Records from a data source
━━━
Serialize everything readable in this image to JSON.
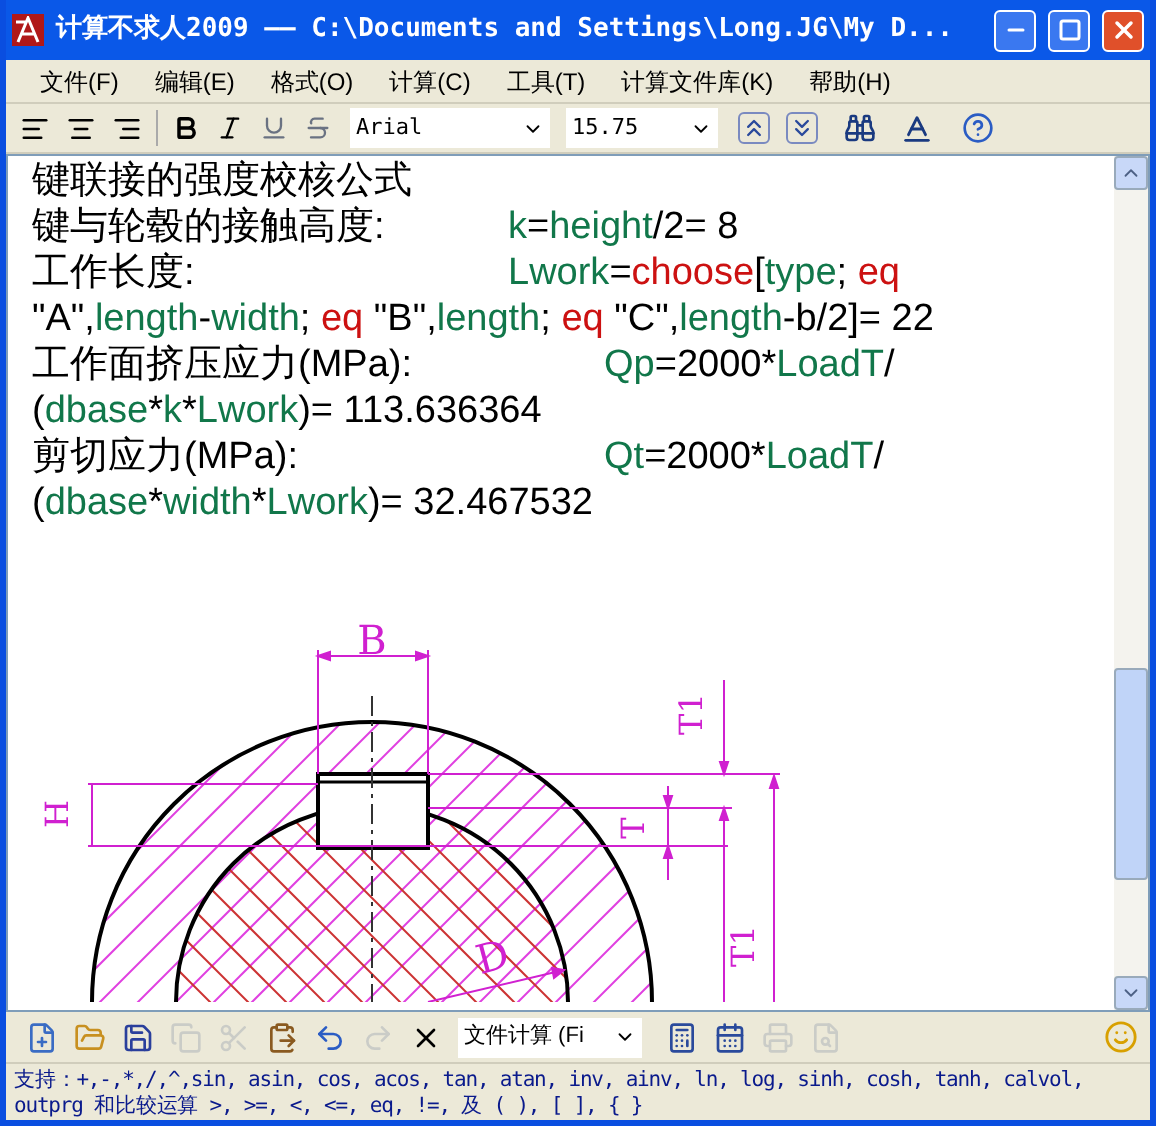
{
  "window": {
    "title": "计算不求人2009 —— C:\\Documents and Settings\\Long.JG\\My D..."
  },
  "menu": [
    "文件(F)",
    "编辑(E)",
    "格式(O)",
    "计算(C)",
    "工具(T)",
    "计算文件库(K)",
    "帮助(H)"
  ],
  "format_toolbar": {
    "font": "Arial",
    "size": "15.75"
  },
  "document": {
    "lines": [
      {
        "label": "键联接的强度校核公式"
      },
      {
        "kind": "formula",
        "label": "键与轮毂的接触高度:",
        "parts": [
          {
            "kind": "var",
            "text": "k"
          },
          {
            "kind": "plain",
            "text": "="
          },
          {
            "kind": "var",
            "text": "height"
          },
          {
            "kind": "plain",
            "text": "/2= 8"
          }
        ]
      },
      {
        "kind": "formula",
        "label": "工作长度:",
        "parts": [
          {
            "kind": "var",
            "text": "Lwork"
          },
          {
            "kind": "plain",
            "text": "="
          },
          {
            "kind": "func",
            "text": "choose"
          },
          {
            "kind": "plain",
            "text": "["
          },
          {
            "kind": "var",
            "text": "type"
          },
          {
            "kind": "plain",
            "text": "; "
          },
          {
            "kind": "func",
            "text": "eq"
          }
        ]
      },
      {
        "parts": [
          {
            "kind": "plain",
            "text": "\"A\","
          },
          {
            "kind": "var",
            "text": "length"
          },
          {
            "kind": "plain",
            "text": "-"
          },
          {
            "kind": "var",
            "text": "width"
          },
          {
            "kind": "plain",
            "text": "; "
          },
          {
            "kind": "func",
            "text": "eq"
          },
          {
            "kind": "plain",
            "text": " \"B\","
          },
          {
            "kind": "var",
            "text": "length"
          },
          {
            "kind": "plain",
            "text": "; "
          },
          {
            "kind": "func",
            "text": "eq"
          },
          {
            "kind": "plain",
            "text": " \"C\","
          },
          {
            "kind": "var",
            "text": "length"
          },
          {
            "kind": "plain",
            "text": "-b/2]= 22"
          }
        ]
      },
      {
        "kind": "formula_wide",
        "label": "工作面挤压应力(MPa):",
        "parts": [
          {
            "kind": "var",
            "text": "Qp"
          },
          {
            "kind": "plain",
            "text": "=2000*"
          },
          {
            "kind": "var",
            "text": "LoadT"
          },
          {
            "kind": "plain",
            "text": "/"
          }
        ]
      },
      {
        "parts": [
          {
            "kind": "plain",
            "text": "("
          },
          {
            "kind": "var",
            "text": "dbase"
          },
          {
            "kind": "plain",
            "text": "*"
          },
          {
            "kind": "var",
            "text": "k"
          },
          {
            "kind": "plain",
            "text": "*"
          },
          {
            "kind": "var",
            "text": "Lwork"
          },
          {
            "kind": "plain",
            "text": ")= 113.636364"
          }
        ]
      },
      {
        "kind": "formula_wide",
        "label": "剪切应力(MPa):",
        "parts": [
          {
            "kind": "var",
            "text": "Qt"
          },
          {
            "kind": "plain",
            "text": "=2000*"
          },
          {
            "kind": "var",
            "text": "LoadT"
          },
          {
            "kind": "plain",
            "text": "/"
          }
        ]
      },
      {
        "parts": [
          {
            "kind": "plain",
            "text": "("
          },
          {
            "kind": "var",
            "text": "dbase"
          },
          {
            "kind": "plain",
            "text": "*"
          },
          {
            "kind": "var",
            "text": "width"
          },
          {
            "kind": "plain",
            "text": "*"
          },
          {
            "kind": "var",
            "text": "Lwork"
          },
          {
            "kind": "plain",
            "text": ")= 32.467532"
          }
        ]
      }
    ],
    "drawing_labels": [
      "B",
      "H",
      "T",
      "T1",
      "T1",
      "D"
    ]
  },
  "main_toolbar": {
    "buttons": [
      {
        "kind": "new",
        "disabled": false
      },
      {
        "kind": "open",
        "disabled": false
      },
      {
        "kind": "save",
        "disabled": false
      },
      {
        "kind": "copy",
        "disabled": true
      },
      {
        "kind": "cut",
        "disabled": true
      },
      {
        "kind": "paste",
        "disabled": false
      },
      {
        "kind": "undo",
        "disabled": false
      },
      {
        "kind": "redo",
        "disabled": true
      },
      {
        "kind": "stop",
        "disabled": false
      }
    ],
    "mode": "文件计算 (Fi",
    "tools": [
      {
        "kind": "calculator",
        "disabled": false
      },
      {
        "kind": "calendar",
        "disabled": false
      },
      {
        "kind": "print",
        "disabled": true
      },
      {
        "kind": "preview",
        "disabled": true
      }
    ]
  },
  "status_bar": "支持：+,-,*,/,^,sin, asin, cos, acos, tan, atan, inv, ainv, ln, log, sinh, cosh, tanh, calvol, outprg 和比较运算 >, >=, <, <=, eq, !=,  及 ( ), [ ], { }"
}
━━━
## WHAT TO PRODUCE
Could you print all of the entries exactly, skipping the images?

## EXERCISE OUTPUT
Serialize everything readable in this image to JSON.
{
  "window": {
    "title": "计算不求人2009 —— C:\\Documents and Settings\\Long.JG\\My D..."
  },
  "menu": [
    "文件(F)",
    "编辑(E)",
    "格式(O)",
    "计算(C)",
    "工具(T)",
    "计算文件库(K)",
    "帮助(H)"
  ],
  "format_toolbar": {
    "font": "Arial",
    "size": "15.75"
  },
  "document": {
    "lines": [
      {
        "label": "键联接的强度校核公式"
      },
      {
        "kind": "formula",
        "label": "键与轮毂的接触高度:",
        "parts": [
          {
            "kind": "var",
            "text": "k"
          },
          {
            "kind": "plain",
            "text": "="
          },
          {
            "kind": "var",
            "text": "height"
          },
          {
            "kind": "plain",
            "text": "/2= 8"
          }
        ]
      },
      {
        "kind": "formula",
        "label": "工作长度:",
        "parts": [
          {
            "kind": "var",
            "text": "Lwork"
          },
          {
            "kind": "plain",
            "text": "="
          },
          {
            "kind": "func",
            "text": "choose"
          },
          {
            "kind": "plain",
            "text": "["
          },
          {
            "kind": "var",
            "text": "type"
          },
          {
            "kind": "plain",
            "text": "; "
          },
          {
            "kind": "func",
            "text": "eq"
          }
        ]
      },
      {
        "parts": [
          {
            "kind": "plain",
            "text": "\"A\","
          },
          {
            "kind": "var",
            "text": "length"
          },
          {
            "kind": "plain",
            "text": "-"
          },
          {
            "kind": "var",
            "text": "width"
          },
          {
            "kind": "plain",
            "text": "; "
          },
          {
            "kind": "func",
            "text": "eq"
          },
          {
            "kind": "plain",
            "text": " \"B\","
          },
          {
            "kind": "var",
            "text": "length"
          },
          {
            "kind": "plain",
            "text": "; "
          },
          {
            "kind": "func",
            "text": "eq"
          },
          {
            "kind": "plain",
            "text": " \"C\","
          },
          {
            "kind": "var",
            "text": "length"
          },
          {
            "kind": "plain",
            "text": "-b/2]= 22"
          }
        ]
      },
      {
        "kind": "formula_wide",
        "label": "工作面挤压应力(MPa):",
        "parts": [
          {
            "kind": "var",
            "text": "Qp"
          },
          {
            "kind": "plain",
            "text": "=2000*"
          },
          {
            "kind": "var",
            "text": "LoadT"
          },
          {
            "kind": "plain",
            "text": "/"
          }
        ]
      },
      {
        "parts": [
          {
            "kind": "plain",
            "text": "("
          },
          {
            "kind": "var",
            "text": "dbase"
          },
          {
            "kind": "plain",
            "text": "*"
          },
          {
            "kind": "var",
            "text": "k"
          },
          {
            "kind": "plain",
            "text": "*"
          },
          {
            "kind": "var",
            "text": "Lwork"
          },
          {
            "kind": "plain",
            "text": ")= 113.636364"
          }
        ]
      },
      {
        "kind": "formula_wide",
        "label": "剪切应力(MPa):",
        "parts": [
          {
            "kind": "var",
            "text": "Qt"
          },
          {
            "kind": "plain",
            "text": "=2000*"
          },
          {
            "kind": "var",
            "text": "LoadT"
          },
          {
            "kind": "plain",
            "text": "/"
          }
        ]
      },
      {
        "parts": [
          {
            "kind": "plain",
            "text": "("
          },
          {
            "kind": "var",
            "text": "dbase"
          },
          {
            "kind": "plain",
            "text": "*"
          },
          {
            "kind": "var",
            "text": "width"
          },
          {
            "kind": "plain",
            "text": "*"
          },
          {
            "kind": "var",
            "text": "Lwork"
          },
          {
            "kind": "plain",
            "text": ")= 32.467532"
          }
        ]
      }
    ],
    "drawing_labels": [
      "B",
      "H",
      "T",
      "T1",
      "T1",
      "D"
    ]
  },
  "main_toolbar": {
    "buttons": [
      {
        "kind": "new",
        "disabled": false
      },
      {
        "kind": "open",
        "disabled": false
      },
      {
        "kind": "save",
        "disabled": false
      },
      {
        "kind": "copy",
        "disabled": true
      },
      {
        "kind": "cut",
        "disabled": true
      },
      {
        "kind": "paste",
        "disabled": false
      },
      {
        "kind": "undo",
        "disabled": false
      },
      {
        "kind": "redo",
        "disabled": true
      },
      {
        "kind": "stop",
        "disabled": false
      }
    ],
    "mode": "文件计算 (Fi",
    "tools": [
      {
        "kind": "calculator",
        "disabled": false
      },
      {
        "kind": "calendar",
        "disabled": false
      },
      {
        "kind": "print",
        "disabled": true
      },
      {
        "kind": "preview",
        "disabled": true
      }
    ]
  },
  "status_bar": "支持：+,-,*,/,^,sin, asin, cos, acos, tan, atan, inv, ainv, ln, log, sinh, cosh, tanh, calvol, outprg 和比较运算 >, >=, <, <=, eq, !=,  及 ( ), [ ], { }"
}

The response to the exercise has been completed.